Work to be completed => Each record should be written out exactly as given.

(Data about app and page elements)
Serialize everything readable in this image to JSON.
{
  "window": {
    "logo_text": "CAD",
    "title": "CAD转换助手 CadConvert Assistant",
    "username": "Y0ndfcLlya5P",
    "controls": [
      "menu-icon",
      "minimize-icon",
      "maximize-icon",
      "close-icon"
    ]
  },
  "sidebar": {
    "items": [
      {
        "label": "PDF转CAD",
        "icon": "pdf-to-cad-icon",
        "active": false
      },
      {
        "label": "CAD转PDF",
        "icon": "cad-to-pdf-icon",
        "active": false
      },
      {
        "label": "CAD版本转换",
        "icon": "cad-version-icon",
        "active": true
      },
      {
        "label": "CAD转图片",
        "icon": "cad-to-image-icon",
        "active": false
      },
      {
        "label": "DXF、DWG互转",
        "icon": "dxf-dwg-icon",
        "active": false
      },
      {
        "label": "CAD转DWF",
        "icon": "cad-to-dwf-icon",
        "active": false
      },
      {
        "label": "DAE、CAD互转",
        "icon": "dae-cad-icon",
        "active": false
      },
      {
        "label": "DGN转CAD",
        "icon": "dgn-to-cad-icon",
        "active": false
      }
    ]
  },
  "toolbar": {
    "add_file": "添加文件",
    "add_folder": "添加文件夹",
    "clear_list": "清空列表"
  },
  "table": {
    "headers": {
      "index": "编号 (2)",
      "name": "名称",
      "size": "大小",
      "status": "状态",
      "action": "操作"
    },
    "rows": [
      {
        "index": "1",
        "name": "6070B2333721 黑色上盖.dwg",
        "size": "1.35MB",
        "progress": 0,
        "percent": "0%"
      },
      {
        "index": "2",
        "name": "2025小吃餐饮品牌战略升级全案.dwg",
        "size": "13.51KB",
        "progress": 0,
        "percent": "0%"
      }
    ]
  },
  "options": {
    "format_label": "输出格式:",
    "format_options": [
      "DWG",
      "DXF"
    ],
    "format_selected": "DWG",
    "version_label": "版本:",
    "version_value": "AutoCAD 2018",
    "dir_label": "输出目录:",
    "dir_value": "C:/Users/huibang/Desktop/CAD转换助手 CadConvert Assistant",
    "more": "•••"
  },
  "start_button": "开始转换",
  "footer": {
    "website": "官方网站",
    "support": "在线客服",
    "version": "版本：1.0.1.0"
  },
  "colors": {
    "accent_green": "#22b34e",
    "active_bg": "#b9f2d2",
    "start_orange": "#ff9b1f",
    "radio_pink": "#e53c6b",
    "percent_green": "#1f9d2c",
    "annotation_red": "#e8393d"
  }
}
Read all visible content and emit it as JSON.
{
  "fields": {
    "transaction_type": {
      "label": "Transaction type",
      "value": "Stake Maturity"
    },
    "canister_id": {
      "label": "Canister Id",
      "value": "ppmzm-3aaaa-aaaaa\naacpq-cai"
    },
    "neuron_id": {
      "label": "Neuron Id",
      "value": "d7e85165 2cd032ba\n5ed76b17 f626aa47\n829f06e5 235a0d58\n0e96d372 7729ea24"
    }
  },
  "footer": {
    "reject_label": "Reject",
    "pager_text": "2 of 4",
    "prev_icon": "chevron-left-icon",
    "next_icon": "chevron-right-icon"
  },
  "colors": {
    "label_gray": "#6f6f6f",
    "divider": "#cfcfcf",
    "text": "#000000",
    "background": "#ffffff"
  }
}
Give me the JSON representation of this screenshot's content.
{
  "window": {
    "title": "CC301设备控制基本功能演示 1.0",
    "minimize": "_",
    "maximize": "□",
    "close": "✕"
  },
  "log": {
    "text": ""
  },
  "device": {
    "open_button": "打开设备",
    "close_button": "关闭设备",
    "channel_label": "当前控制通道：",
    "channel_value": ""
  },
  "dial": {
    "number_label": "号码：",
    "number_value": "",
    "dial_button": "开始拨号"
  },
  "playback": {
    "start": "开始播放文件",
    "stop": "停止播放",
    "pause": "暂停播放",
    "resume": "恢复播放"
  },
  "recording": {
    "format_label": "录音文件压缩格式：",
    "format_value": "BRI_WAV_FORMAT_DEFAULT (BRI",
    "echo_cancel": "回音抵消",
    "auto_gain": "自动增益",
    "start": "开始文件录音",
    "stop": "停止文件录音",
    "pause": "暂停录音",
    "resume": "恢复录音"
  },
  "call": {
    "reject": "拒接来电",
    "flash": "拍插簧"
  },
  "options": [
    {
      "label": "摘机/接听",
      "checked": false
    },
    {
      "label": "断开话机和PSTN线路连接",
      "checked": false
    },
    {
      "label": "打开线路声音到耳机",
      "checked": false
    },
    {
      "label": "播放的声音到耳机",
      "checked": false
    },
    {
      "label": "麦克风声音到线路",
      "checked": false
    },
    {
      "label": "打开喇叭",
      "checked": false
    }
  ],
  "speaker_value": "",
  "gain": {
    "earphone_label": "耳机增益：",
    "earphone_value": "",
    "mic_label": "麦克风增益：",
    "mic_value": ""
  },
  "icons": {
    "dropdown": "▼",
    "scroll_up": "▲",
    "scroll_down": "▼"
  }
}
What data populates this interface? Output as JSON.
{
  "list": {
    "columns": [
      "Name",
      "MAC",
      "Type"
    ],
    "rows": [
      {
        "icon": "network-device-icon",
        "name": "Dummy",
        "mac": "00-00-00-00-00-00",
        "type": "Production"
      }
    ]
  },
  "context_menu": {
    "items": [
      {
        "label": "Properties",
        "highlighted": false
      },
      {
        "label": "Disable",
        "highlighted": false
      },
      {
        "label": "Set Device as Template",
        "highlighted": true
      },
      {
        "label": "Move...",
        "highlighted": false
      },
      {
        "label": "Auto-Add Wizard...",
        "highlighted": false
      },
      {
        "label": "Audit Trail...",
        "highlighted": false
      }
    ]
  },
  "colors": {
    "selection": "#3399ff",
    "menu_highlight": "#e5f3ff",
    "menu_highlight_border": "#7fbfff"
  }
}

Answer for this exercise =>
Serialize everything readable in this image to JSON.
{
  "window": {
    "logo_text": "CAD",
    "title": "CAD转换助手 CadConvert Assistant",
    "username": "Y0ndfcLlya5P",
    "controls": [
      "menu-icon",
      "minimize-icon",
      "maximize-icon",
      "close-icon"
    ]
  },
  "sidebar": {
    "items": [
      {
        "label": "PDF转CAD",
        "icon": "pdf-to-cad-icon",
        "active": false
      },
      {
        "label": "CAD转PDF",
        "icon": "cad-to-pdf-icon",
        "active": false
      },
      {
        "label": "CAD版本转换",
        "icon": "cad-version-icon",
        "active": true
      },
      {
        "label": "CAD转图片",
        "icon": "cad-to-image-icon",
        "active": false
      },
      {
        "label": "DXF、DWG互转",
        "icon": "dxf-dwg-icon",
        "active": false
      },
      {
        "label": "CAD转DWF",
        "icon": "cad-to-dwf-icon",
        "active": false
      },
      {
        "label": "DAE、CAD互转",
        "icon": "dae-cad-icon",
        "active": false
      },
      {
        "label": "DGN转CAD",
        "icon": "dgn-to-cad-icon",
        "active": false
      }
    ]
  },
  "toolbar": {
    "add_file": "添加文件",
    "add_folder": "添加文件夹",
    "clear_list": "清空列表"
  },
  "table": {
    "headers": {
      "index": "编号 (2)",
      "name": "名称",
      "size": "大小",
      "status": "状态",
      "action": "操作"
    },
    "rows": [
      {
        "index": "1",
        "name": "6070B2333721 黑色上盖.dwg",
        "size": "1.35MB",
        "progress": 0,
        "percent": "0%"
      },
      {
        "index": "2",
        "name": "2025小吃餐饮品牌战略升级全案.dwg",
        "size": "13.51KB",
        "progress": 0,
        "percent": "0%"
      }
    ]
  },
  "options": {
    "format_label": "输出格式:",
    "format_options": [
      "DWG",
      "DXF"
    ],
    "format_selected": "DWG",
    "version_label": "版本:",
    "version_value": "AutoCAD 2018",
    "dir_label": "输出目录:",
    "dir_value": "C:/Users/huibang/Desktop/CAD转换助手 CadConvert Assistant",
    "more": "•••"
  },
  "start_button": "开始转换",
  "footer": {
    "website": "官方网站",
    "support": "在线客服",
    "version": "版本：1.0.1.0"
  },
  "colors": {
    "accent_green": "#22b34e",
    "active_bg": "#b9f2d2",
    "start_orange": "#ff9b1f",
    "radio_pink": "#e53c6b",
    "percent_green": "#1f9d2c",
    "annotation_red": "#e8393d"
  }
}
Read all visible content and emit it as JSON.
{
  "fields": {
    "transaction_type": {
      "label": "Transaction type",
      "value": "Stake Maturity"
    },
    "canister_id": {
      "label": "Canister Id",
      "value": "ppmzm-3aaaa-aaaaa\naacpq-cai"
    },
    "neuron_id": {
      "label": "Neuron Id",
      "value": "d7e85165 2cd032ba\n5ed76b17 f626aa47\n829f06e5 235a0d58\n0e96d372 7729ea24"
    }
  },
  "footer": {
    "reject_label": "Reject",
    "pager_text": "2 of 4",
    "prev_icon": "chevron-left-icon",
    "next_icon": "chevron-right-icon"
  },
  "colors": {
    "label_gray": "#6f6f6f",
    "divider": "#cfcfcf",
    "text": "#000000",
    "background": "#ffffff"
  }
}
Give me the JSON representation of this screenshot's content.
{
  "window": {
    "title": "CC301设备控制基本功能演示 1.0",
    "minimize": "_",
    "maximize": "□",
    "close": "✕"
  },
  "log": {
    "text": ""
  },
  "device": {
    "open_button": "打开设备",
    "close_button": "关闭设备",
    "channel_label": "当前控制通道：",
    "channel_value": ""
  },
  "dial": {
    "number_label": "号码：",
    "number_value": "",
    "dial_button": "开始拨号"
  },
  "playback": {
    "start": "开始播放文件",
    "stop": "停止播放",
    "pause": "暂停播放",
    "resume": "恢复播放"
  },
  "recording": {
    "format_label": "录音文件压缩格式：",
    "format_value": "BRI_WAV_FORMAT_DEFAULT (BRI",
    "echo_cancel": "回音抵消",
    "auto_gain": "自动增益",
    "start": "开始文件录音",
    "stop": "停止文件录音",
    "pause": "暂停录音",
    "resume": "恢复录音"
  },
  "call": {
    "reject": "拒接来电",
    "flash": "拍插簧"
  },
  "options": [
    {
      "label": "摘机/接听",
      "checked": false
    },
    {
      "label": "断开话机和PSTN线路连接",
      "checked": false
    },
    {
      "label": "打开线路声音到耳机",
      "checked": false
    },
    {
      "label": "播放的声音到耳机",
      "checked": false
    },
    {
      "label": "麦克风声音到线路",
      "checked": false
    },
    {
      "label": "打开喇叭",
      "checked": false
    }
  ],
  "speaker_value": "",
  "gain": {
    "earphone_label": "耳机增益：",
    "earphone_value": "",
    "mic_label": "麦克风增益：",
    "mic_value": ""
  },
  "icons": {
    "dropdown": "▼",
    "scroll_up": "▲",
    "scroll_down": "▼"
  }
}
What data populates this interface? Output as JSON.
{
  "list": {
    "columns": [
      "Name",
      "MAC",
      "Type"
    ],
    "rows": [
      {
        "icon": "network-device-icon",
        "name": "Dummy",
        "mac": "00-00-00-00-00-00",
        "type": "Production"
      }
    ]
  },
  "context_menu": {
    "items": [
      {
        "label": "Properties",
        "highlighted": false
      },
      {
        "label": "Disable",
        "highlighted": false
      },
      {
        "label": "Set Device as Template",
        "highlighted": true
      },
      {
        "label": "Move...",
        "highlighted": false
      },
      {
        "label": "Auto-Add Wizard...",
        "highlighted": false
      },
      {
        "label": "Audit Trail...",
        "highlighted": false
      }
    ]
  },
  "colors": {
    "selection": "#3399ff",
    "menu_highlight": "#e5f3ff",
    "menu_highlight_border": "#7fbfff"
  }
}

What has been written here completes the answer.